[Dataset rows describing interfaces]
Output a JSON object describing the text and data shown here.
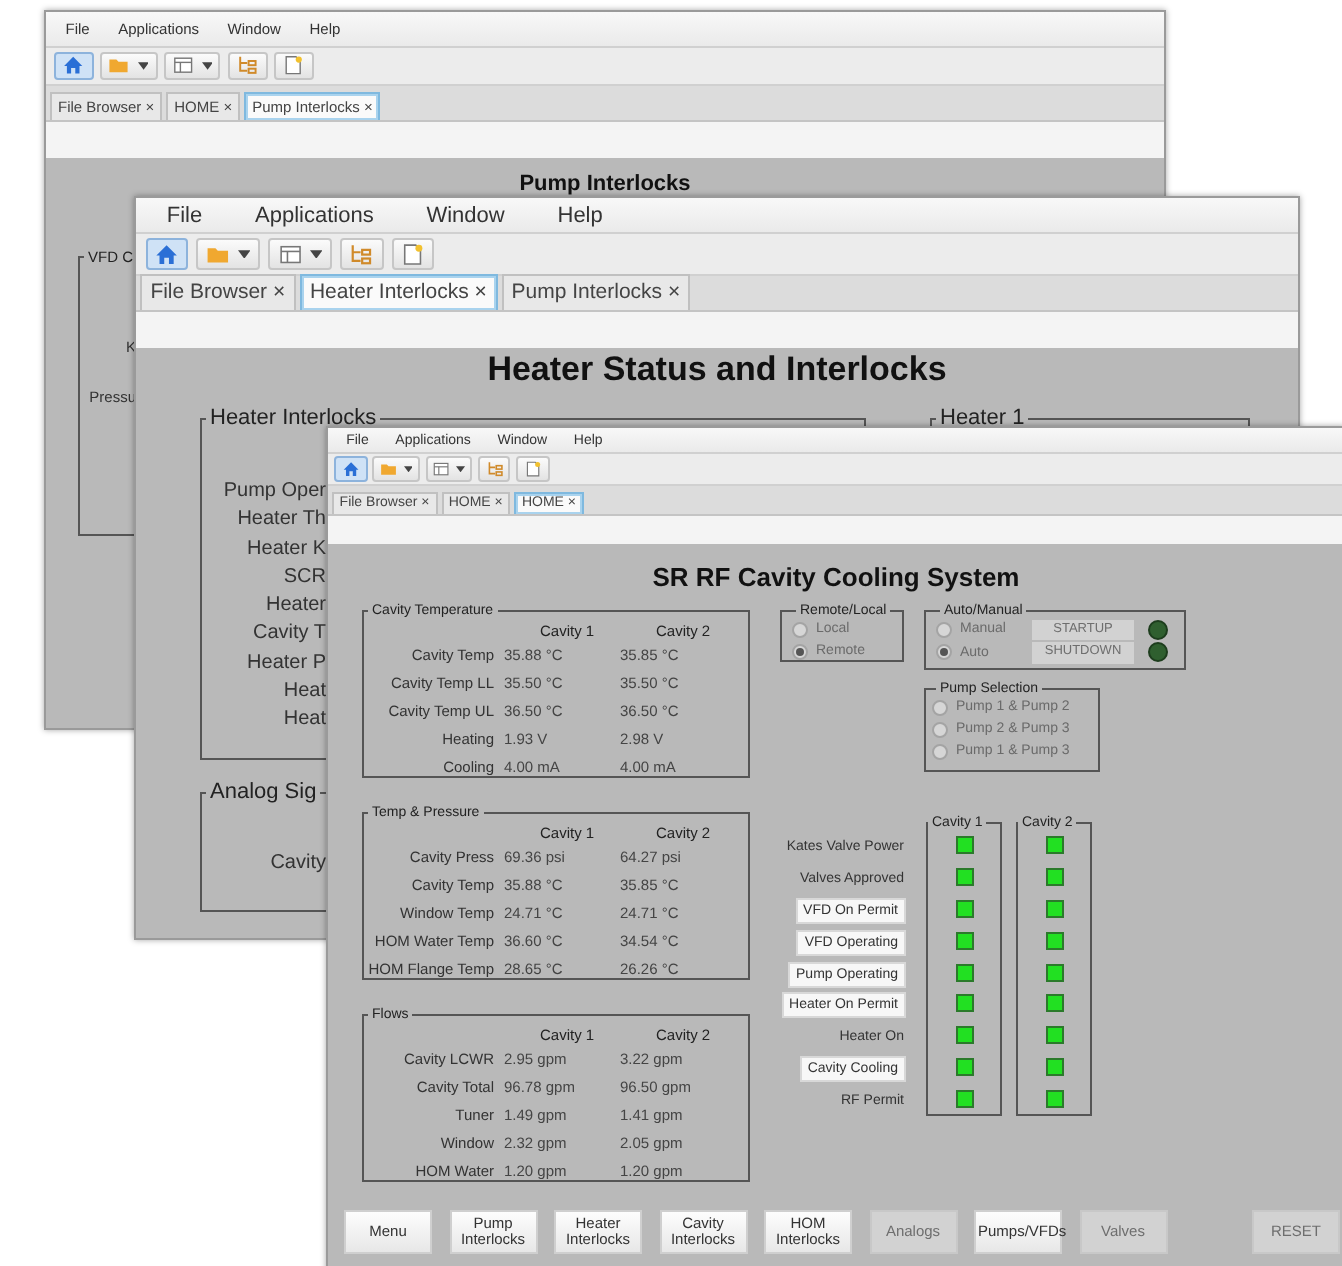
{
  "windows": [
    {
      "kind": "pump_interlocks",
      "menu": [
        "File",
        "Applications",
        "Window",
        "Help"
      ],
      "tabs": [
        {
          "label": "File Browser ×",
          "selected": false
        },
        {
          "label": "HOME ×",
          "selected": false
        },
        {
          "label": "Pump Interlocks ×",
          "selected": true
        }
      ],
      "title": "Pump Interlocks",
      "vfd_group": {
        "legend": "VFD C",
        "labels": [
          "K",
          "Pressu"
        ]
      }
    },
    {
      "kind": "heater_status",
      "menu": [
        "File",
        "Applications",
        "Window",
        "Help"
      ],
      "tabs": [
        {
          "label": "File Browser ×",
          "selected": false
        },
        {
          "label": "Heater Interlocks ×",
          "selected": true
        },
        {
          "label": "Pump Interlocks ×",
          "selected": false
        }
      ],
      "title": "Heater Status and Interlocks",
      "interlocks_group": {
        "legend": "Heater Interlocks",
        "labels": [
          "Pump Oper",
          "Heater Th",
          "Heater K",
          "SCR",
          "Heater",
          "Cavity T",
          "Heater P",
          "Heat",
          "Heat"
        ]
      },
      "heater_group": {
        "legend": "Heater 1"
      },
      "analog_group": {
        "legend": "Analog Sig",
        "labels": [
          "Cavity"
        ]
      }
    },
    {
      "kind": "cavity_cooling",
      "menu": [
        "File",
        "Applications",
        "Window",
        "Help"
      ],
      "tabs": [
        {
          "label": "File Browser ×",
          "selected": false
        },
        {
          "label": "HOME ×",
          "selected": false
        },
        {
          "label": "HOME ×",
          "selected": true
        }
      ],
      "title": "SR RF Cavity Cooling System",
      "tables": [
        {
          "legend": "Cavity Temperature",
          "columns": [
            "Cavity 1",
            "Cavity 2"
          ],
          "rows": [
            {
              "label": "Cavity Temp",
              "values": [
                "35.88 °C",
                "35.85 °C"
              ]
            },
            {
              "label": "Cavity Temp LL",
              "values": [
                "35.50 °C",
                "35.50 °C"
              ]
            },
            {
              "label": "Cavity Temp UL",
              "values": [
                "36.50 °C",
                "36.50 °C"
              ]
            },
            {
              "label": "Heating",
              "values": [
                "1.93 V",
                "2.98 V"
              ]
            },
            {
              "label": "Cooling",
              "values": [
                "4.00 mA",
                "4.00 mA"
              ]
            }
          ]
        },
        {
          "legend": "Temp & Pressure",
          "columns": [
            "Cavity 1",
            "Cavity 2"
          ],
          "rows": [
            {
              "label": "Cavity Press",
              "values": [
                "69.36 psi",
                "64.27 psi"
              ]
            },
            {
              "label": "Cavity Temp",
              "values": [
                "35.88 °C",
                "35.85 °C"
              ]
            },
            {
              "label": "Window Temp",
              "values": [
                "24.71 °C",
                "24.71 °C"
              ]
            },
            {
              "label": "HOM Water Temp",
              "values": [
                "36.60 °C",
                "34.54 °C"
              ]
            },
            {
              "label": "HOM Flange Temp",
              "values": [
                "28.65 °C",
                "26.26 °C"
              ]
            }
          ]
        },
        {
          "legend": "Flows",
          "columns": [
            "Cavity 1",
            "Cavity 2"
          ],
          "rows": [
            {
              "label": "Cavity LCWR",
              "values": [
                "2.95 gpm",
                "3.22 gpm"
              ]
            },
            {
              "label": "Cavity Total",
              "values": [
                "96.78 gpm",
                "96.50 gpm"
              ]
            },
            {
              "label": "Tuner",
              "values": [
                "1.49 gpm",
                "1.41 gpm"
              ]
            },
            {
              "label": "Window",
              "values": [
                "2.32 gpm",
                "2.05 gpm"
              ]
            },
            {
              "label": "HOM Water",
              "values": [
                "1.20 gpm",
                "1.20 gpm"
              ]
            }
          ]
        }
      ],
      "remote_local": {
        "legend": "Remote/Local",
        "disabled": true,
        "options": [
          {
            "label": "Local",
            "selected": false
          },
          {
            "label": "Remote",
            "selected": true
          }
        ]
      },
      "auto_manual": {
        "legend": "Auto/Manual",
        "disabled": true,
        "options": [
          {
            "label": "Manual",
            "selected": false
          },
          {
            "label": "Auto",
            "selected": true
          }
        ],
        "commands": [
          {
            "label": "STARTUP",
            "disabled": true,
            "lamp_on": false
          },
          {
            "label": "SHUTDOWN",
            "disabled": true,
            "lamp_on": false
          }
        ]
      },
      "pump_selection": {
        "legend": "Pump Selection",
        "disabled": true,
        "options": [
          {
            "label": "Pump 1 & Pump 2",
            "selected": false
          },
          {
            "label": "Pump 2 & Pump 3",
            "selected": false
          },
          {
            "label": "Pump 1 & Pump 3",
            "selected": false
          }
        ]
      },
      "indicators": {
        "columns": [
          "Cavity 1",
          "Cavity 2"
        ],
        "rows": [
          {
            "label": "Kates Valve Power",
            "kind": "label",
            "leds": [
              {
                "on": true
              },
              {
                "on": true
              }
            ]
          },
          {
            "label": "Valves Approved",
            "kind": "label",
            "leds": [
              {
                "on": true
              },
              {
                "on": true
              }
            ]
          },
          {
            "label": "VFD On Permit",
            "kind": "button",
            "leds": [
              {
                "on": true
              },
              {
                "on": true
              }
            ]
          },
          {
            "label": "VFD Operating",
            "kind": "button",
            "leds": [
              {
                "on": true
              },
              {
                "on": true
              }
            ]
          },
          {
            "label": "Pump Operating",
            "kind": "button",
            "leds": [
              {
                "on": true
              },
              {
                "on": true
              }
            ]
          },
          {
            "label": "Heater On Permit",
            "kind": "button",
            "leds": [
              {
                "on": true
              },
              {
                "on": true
              }
            ]
          },
          {
            "label": "Heater On",
            "kind": "label",
            "leds": [
              {
                "on": true
              },
              {
                "on": true
              }
            ]
          },
          {
            "label": "Cavity Cooling",
            "kind": "button",
            "leds": [
              {
                "on": true
              },
              {
                "on": true
              }
            ]
          },
          {
            "label": "RF Permit",
            "kind": "label",
            "leds": [
              {
                "on": true
              },
              {
                "on": true
              }
            ]
          }
        ]
      },
      "buttons": [
        {
          "label": "Menu",
          "disabled": false
        },
        {
          "label": "Pump Interlocks",
          "disabled": false
        },
        {
          "label": "Heater Interlocks",
          "disabled": false
        },
        {
          "label": "Cavity Interlocks",
          "disabled": false
        },
        {
          "label": "HOM Interlocks",
          "disabled": false
        },
        {
          "label": "Analogs",
          "disabled": true
        },
        {
          "label": "Pumps/VFDs",
          "disabled": false
        },
        {
          "label": "Valves",
          "disabled": true
        },
        {
          "label": "RESET",
          "disabled": true
        }
      ]
    }
  ]
}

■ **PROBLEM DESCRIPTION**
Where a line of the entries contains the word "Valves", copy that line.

■ **COMPLETED TASK**
            "label": "Valves Approved",
          "label": "Valves",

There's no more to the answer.